## WHAT THE TASK REQUIRES
Check each line of the records below and collect those holding "title".

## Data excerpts

⟨

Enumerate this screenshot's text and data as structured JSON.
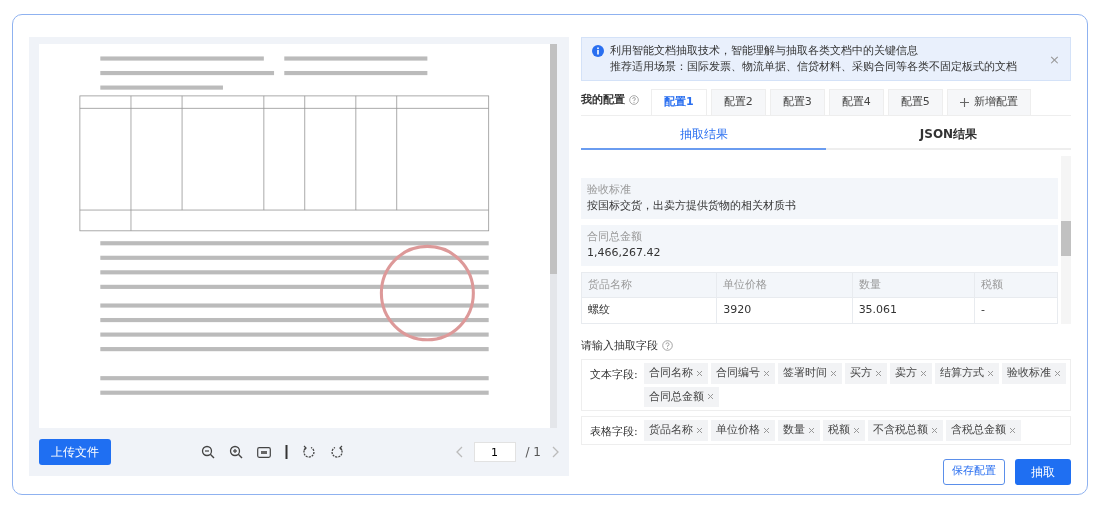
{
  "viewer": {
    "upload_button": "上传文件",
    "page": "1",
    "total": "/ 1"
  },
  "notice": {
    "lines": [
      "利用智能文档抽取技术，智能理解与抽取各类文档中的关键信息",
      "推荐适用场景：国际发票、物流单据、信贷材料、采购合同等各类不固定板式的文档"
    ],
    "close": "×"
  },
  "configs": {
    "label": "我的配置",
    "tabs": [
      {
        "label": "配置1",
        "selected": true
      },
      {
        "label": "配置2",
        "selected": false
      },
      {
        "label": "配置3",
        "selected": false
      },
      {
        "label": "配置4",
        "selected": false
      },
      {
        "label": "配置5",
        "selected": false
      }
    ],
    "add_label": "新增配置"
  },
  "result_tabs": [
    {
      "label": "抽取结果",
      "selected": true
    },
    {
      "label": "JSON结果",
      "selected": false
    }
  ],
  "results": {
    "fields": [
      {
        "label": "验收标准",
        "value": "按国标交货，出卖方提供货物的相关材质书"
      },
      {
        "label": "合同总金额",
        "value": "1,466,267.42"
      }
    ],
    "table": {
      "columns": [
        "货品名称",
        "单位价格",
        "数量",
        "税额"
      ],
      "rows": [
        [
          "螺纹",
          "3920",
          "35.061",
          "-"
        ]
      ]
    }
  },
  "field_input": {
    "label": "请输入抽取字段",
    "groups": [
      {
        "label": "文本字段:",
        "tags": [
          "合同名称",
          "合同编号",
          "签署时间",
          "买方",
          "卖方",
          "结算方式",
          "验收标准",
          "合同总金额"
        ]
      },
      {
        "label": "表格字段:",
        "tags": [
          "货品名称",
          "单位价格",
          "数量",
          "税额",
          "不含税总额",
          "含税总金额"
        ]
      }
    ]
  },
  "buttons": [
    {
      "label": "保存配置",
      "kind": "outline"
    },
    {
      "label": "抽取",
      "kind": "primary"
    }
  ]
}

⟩
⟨

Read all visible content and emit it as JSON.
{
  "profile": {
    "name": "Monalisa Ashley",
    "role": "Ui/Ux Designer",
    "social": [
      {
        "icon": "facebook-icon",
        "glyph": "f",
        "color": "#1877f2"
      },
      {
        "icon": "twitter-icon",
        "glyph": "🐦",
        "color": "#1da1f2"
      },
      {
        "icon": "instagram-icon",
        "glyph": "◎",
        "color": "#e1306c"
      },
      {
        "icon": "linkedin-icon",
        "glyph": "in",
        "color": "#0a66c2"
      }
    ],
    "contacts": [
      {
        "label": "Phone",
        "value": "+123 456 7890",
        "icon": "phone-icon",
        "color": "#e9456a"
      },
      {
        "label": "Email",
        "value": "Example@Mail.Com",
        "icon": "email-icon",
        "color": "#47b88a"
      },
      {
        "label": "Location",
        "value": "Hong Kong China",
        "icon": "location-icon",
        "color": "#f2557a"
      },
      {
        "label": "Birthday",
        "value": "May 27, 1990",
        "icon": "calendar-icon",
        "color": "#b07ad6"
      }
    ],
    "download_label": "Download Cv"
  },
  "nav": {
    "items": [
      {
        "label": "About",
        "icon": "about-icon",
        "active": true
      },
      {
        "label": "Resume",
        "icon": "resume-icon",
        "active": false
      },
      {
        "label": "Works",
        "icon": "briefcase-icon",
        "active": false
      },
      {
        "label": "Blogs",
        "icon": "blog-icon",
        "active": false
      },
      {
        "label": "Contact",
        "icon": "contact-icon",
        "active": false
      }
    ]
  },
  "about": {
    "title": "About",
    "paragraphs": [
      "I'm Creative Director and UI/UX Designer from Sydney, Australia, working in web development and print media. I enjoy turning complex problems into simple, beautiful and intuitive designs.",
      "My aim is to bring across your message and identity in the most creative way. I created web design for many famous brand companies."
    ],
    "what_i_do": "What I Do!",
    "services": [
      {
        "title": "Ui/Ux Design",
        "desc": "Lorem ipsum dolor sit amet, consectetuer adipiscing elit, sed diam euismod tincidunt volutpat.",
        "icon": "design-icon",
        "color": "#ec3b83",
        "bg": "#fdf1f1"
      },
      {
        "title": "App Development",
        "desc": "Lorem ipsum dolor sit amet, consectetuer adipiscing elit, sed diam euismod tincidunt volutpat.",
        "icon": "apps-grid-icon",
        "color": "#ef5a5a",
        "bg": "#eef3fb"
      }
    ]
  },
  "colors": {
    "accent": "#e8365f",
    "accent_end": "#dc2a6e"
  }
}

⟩
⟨

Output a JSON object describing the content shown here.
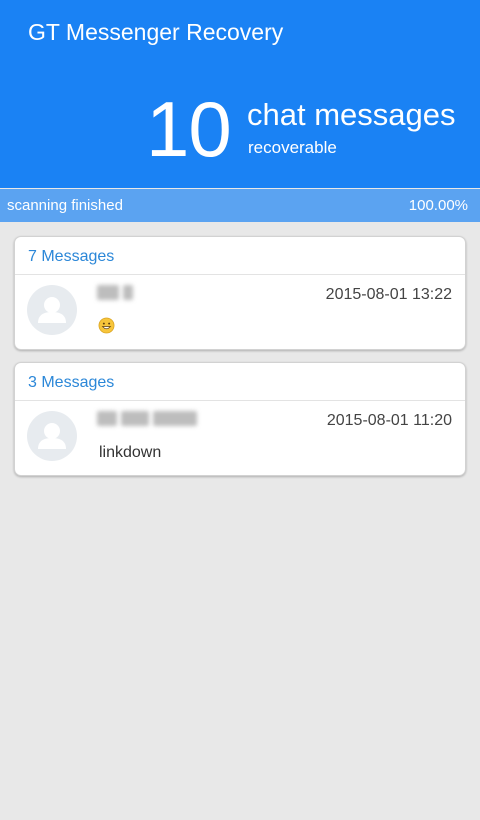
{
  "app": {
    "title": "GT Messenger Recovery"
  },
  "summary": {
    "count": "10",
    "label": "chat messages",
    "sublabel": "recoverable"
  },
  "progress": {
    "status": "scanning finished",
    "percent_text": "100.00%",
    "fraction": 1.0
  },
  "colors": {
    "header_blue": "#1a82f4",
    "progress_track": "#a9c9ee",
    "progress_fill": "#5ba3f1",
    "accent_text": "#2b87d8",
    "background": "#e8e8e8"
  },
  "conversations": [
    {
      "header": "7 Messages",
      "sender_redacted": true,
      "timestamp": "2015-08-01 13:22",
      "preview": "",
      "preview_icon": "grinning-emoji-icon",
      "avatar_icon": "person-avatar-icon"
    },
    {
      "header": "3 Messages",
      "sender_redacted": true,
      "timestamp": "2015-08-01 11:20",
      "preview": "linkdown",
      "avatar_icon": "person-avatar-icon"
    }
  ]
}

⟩

## ANSWER TO THIS PROBLEM
    "title": "About",
        "title": "Ui/Ux Design",
        "title": "App Development",
    "title": "GT Messenger Recovery"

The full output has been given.